The Nuffield Council on Bioethics considered some of these issues in its report Critical care decisions in fetal and neonatal medicine: ethical issues.
In response to the programme, Hugh Whittall, Director of the Council, said:
"We do not think it is always right to subject a baby to painful treatment if the baby is unlikely to survive. However, the outlook for babies born before 24 weeks is often very uncertain, which can make decisions about treatment very difficult."
"We advocate a partnership approach to decision-making, where parents, doctors, nurses and others important to the family, work together to agree on what is best for the baby. If parents would prefer not to be involved in the decision, then the healthcare team should decide what is best."
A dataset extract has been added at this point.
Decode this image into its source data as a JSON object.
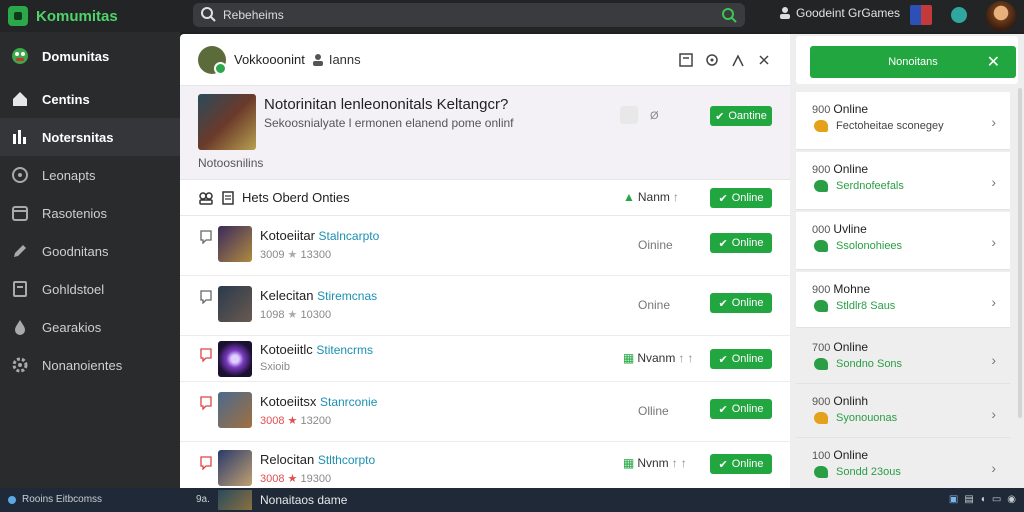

"We do not think there should be an absolute limit below which babies are not resuscitated. Different babies can have very different outcomes, and it can be difficult to estimate exactly how old the baby is – so each baby should be assessed individually. The medical guidelines are exactly that, a guide to help doctors and parents decide what to do in these very difficult circumstances."
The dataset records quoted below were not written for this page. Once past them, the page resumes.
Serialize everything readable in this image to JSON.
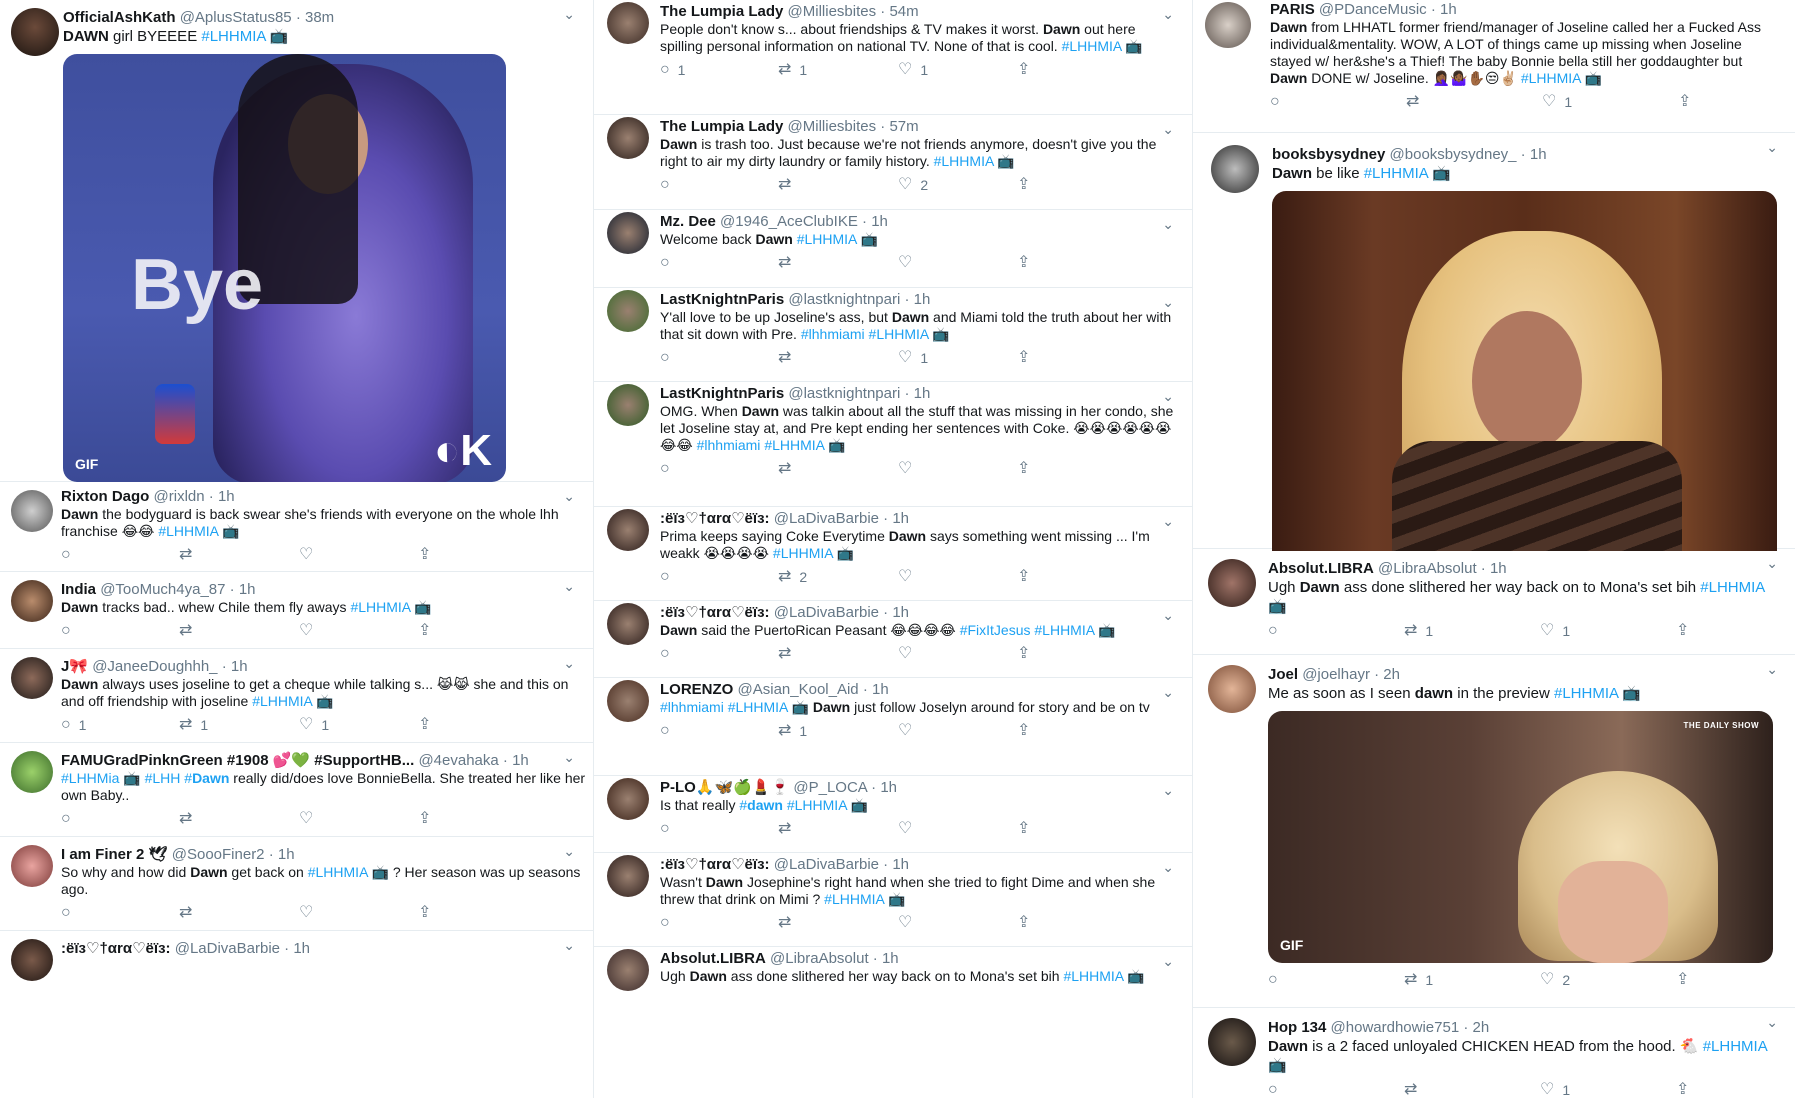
{
  "col1": [
    {
      "name": "OfficialAshKath",
      "handle": "@AplusStatus85",
      "time": "38m",
      "text": "DAWN girl BYEEEE #LHHMIA 📺",
      "likes": "",
      "retweets": "",
      "replies": "",
      "media": "Bye GIF",
      "media_caption": "Bye",
      "gif": "GIF"
    },
    {
      "name": "Rixton Dago",
      "handle": "@rixldn",
      "time": "1h",
      "text": "Dawn the bodyguard is back swear she's friends with everyone on the whole lhh franchise 😂😂 #LHHMIA 📺",
      "likes": "",
      "retweets": "",
      "replies": ""
    },
    {
      "name": "India",
      "handle": "@TooMuch4ya_87",
      "time": "1h",
      "text": "Dawn tracks bad.. whew Chile them fly aways #LHHMIA 📺",
      "likes": "",
      "retweets": "",
      "replies": ""
    },
    {
      "name": "J🎀",
      "handle": "@JaneeDoughhh_",
      "time": "1h",
      "text": "Dawn always uses joseline to get a cheque while talking s... 😹😹 she and this on and off friendship with joseline #LHHMIA 📺",
      "likes": "1",
      "retweets": "1",
      "replies": "1"
    },
    {
      "name": "FAMUGradPinknGreen #1908 💕💚 #SupportHB...",
      "handle": "@4evahaka",
      "time": "1h",
      "text": "#LHHMia 📺 #LHH #Dawn really did/does love BonnieBella. She treated her like her own Baby..",
      "likes": "",
      "retweets": "",
      "replies": ""
    },
    {
      "name": "I am Finer 2 🕊",
      "handle": "@SoooFiner2",
      "time": "1h",
      "text": "So why and how did Dawn get back on #LHHMIA 📺 ? Her season was up seasons ago.",
      "likes": "",
      "retweets": "",
      "replies": ""
    },
    {
      "name": ":ёїз♡†αrα♡ёїз:",
      "handle": "@LaDivaBarbie",
      "time": "1h",
      "text": "",
      "likes": "",
      "retweets": "",
      "replies": ""
    }
  ],
  "col2": [
    {
      "name": "The Lumpia Lady",
      "handle": "@Milliesbites",
      "time": "54m",
      "text": "People don't know s... about friendships & TV makes it worst. Dawn out here spilling personal information on national TV. None of that is cool. #LHHMIA 📺",
      "replies": "1",
      "retweets": "1",
      "likes": "1"
    },
    {
      "name": "The Lumpia Lady",
      "handle": "@Milliesbites",
      "time": "57m",
      "text": "Dawn is trash too. Just because we're not friends anymore, doesn't give you the right to air my dirty laundry or family history. #LHHMIA 📺",
      "replies": "",
      "retweets": "",
      "likes": "2"
    },
    {
      "name": "Mz. Dee",
      "handle": "@1946_AceClubIKE",
      "time": "1h",
      "text": "Welcome back Dawn #LHHMIA 📺",
      "replies": "",
      "retweets": "",
      "likes": ""
    },
    {
      "name": "LastKnightnParis",
      "handle": "@lastknightnpari",
      "time": "1h",
      "text": "Y'all love to be up Joseline's ass, but Dawn and Miami told the truth about her with that sit down with Pre. #lhhmiami #LHHMIA 📺",
      "replies": "",
      "retweets": "",
      "likes": "1"
    },
    {
      "name": "LastKnightnParis",
      "handle": "@lastknightnpari",
      "time": "1h",
      "text": "OMG. When Dawn was talkin about all the stuff that was missing in her condo, she let Joseline stay at, and Pre kept ending her sentences with Coke. 😭😭😭😭😭😭😂😂 #lhhmiami #LHHMIA 📺",
      "replies": "",
      "retweets": "",
      "likes": ""
    },
    {
      "name": ":ёїз♡†αrα♡ёїз:",
      "handle": "@LaDivaBarbie",
      "time": "1h",
      "text": "Prima keeps saying Coke Everytime Dawn says something went missing ... I'm weakk 😭😭😭😭 #LHHMIA 📺",
      "replies": "",
      "retweets": "2",
      "likes": ""
    },
    {
      "name": ":ёїз♡†αrα♡ёїз:",
      "handle": "@LaDivaBarbie",
      "time": "1h",
      "text": "Dawn said the PuertoRican Peasant 😂😂😂😂 #FixItJesus #LHHMIA 📺",
      "replies": "",
      "retweets": "",
      "likes": ""
    },
    {
      "name": "LORENZO",
      "handle": "@Asian_Kool_Aid",
      "time": "1h",
      "text": "#lhhmiami #LHHMIA 📺 Dawn just follow Joselyn around for story and be on tv",
      "replies": "",
      "retweets": "1",
      "likes": ""
    },
    {
      "name": "P-LO🙏🦋🍏💄🍷",
      "handle": "@P_LOCA",
      "time": "1h",
      "text": "Is that really #dawn #LHHMIA 📺",
      "replies": "",
      "retweets": "",
      "likes": ""
    },
    {
      "name": ":ёїз♡†αrα♡ёїз:",
      "handle": "@LaDivaBarbie",
      "time": "1h",
      "text": "Wasn't Dawn Josephine's right hand when she tried to fight Dime and when she threw that drink on Mimi ? #LHHMIA 📺",
      "replies": "",
      "retweets": "",
      "likes": ""
    },
    {
      "name": "Absolut.LIBRA",
      "handle": "@LibraAbsolut",
      "time": "1h",
      "text": "Ugh Dawn ass done slithered her way back on to Mona's set bih #LHHMIA 📺",
      "replies": "",
      "retweets": "",
      "likes": ""
    }
  ],
  "col3": [
    {
      "name": "PARIS",
      "handle": "@PDanceMusic",
      "time": "1h",
      "text": "Dawn from LHHATL former friend/manager of Joseline called her a Fucked Ass individual&mentality. WOW, A LOT of things came up missing when Joseline stayed w/ her&she's a Thief! The baby Bonnie bella still her goddaughter but Dawn DONE w/ Joseline. 🤦🏾‍♀️🤷🏾‍♀️✋🏾😒✌🏼 #LHHMIA 📺",
      "replies": "",
      "retweets": "",
      "likes": "1"
    },
    {
      "name": "booksbysydney",
      "handle": "@booksbysydney_",
      "time": "1h",
      "text": "Dawn be like #LHHMIA 📺",
      "replies": "",
      "retweets": "",
      "likes": "",
      "media": "blonde wig GIF",
      "gif": ""
    },
    {
      "name": "Absolut.LIBRA",
      "handle": "@LibraAbsolut",
      "time": "1h",
      "text": "Ugh Dawn ass done slithered her way back on to Mona's set bih #LHHMIA 📺",
      "replies": "",
      "retweets": "1",
      "likes": "1"
    },
    {
      "name": "Joel",
      "handle": "@joelhayr",
      "time": "2h",
      "text": "Me as soon as I seen dawn in the preview #LHHMIA 📺",
      "replies": "",
      "retweets": "1",
      "likes": "2",
      "media": "The Daily Show GIF",
      "gif": "GIF",
      "watermark": "THE DAILY SHOW"
    },
    {
      "name": "Hop 134",
      "handle": "@howardhowie751",
      "time": "2h",
      "text": "Dawn is a 2 faced unloyaled CHICKEN HEAD from the hood. 🐔 #LHHMIA 📺",
      "replies": "",
      "retweets": "",
      "likes": "1"
    }
  ],
  "icons": {
    "reply": "reply-icon",
    "retweet": "retweet-icon",
    "like": "heart-icon",
    "share": "share-icon",
    "more": "chevron-down-icon"
  },
  "colors": {
    "link": "#1da1f2",
    "text": "#14171a",
    "muted": "#657786",
    "border": "#e6ecf0"
  }
}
"There is an inconsistency in trying to save the lives of very ill babies without providing enough support for the children who survive. The government should accept more responsibility for supporting disabled children and adults."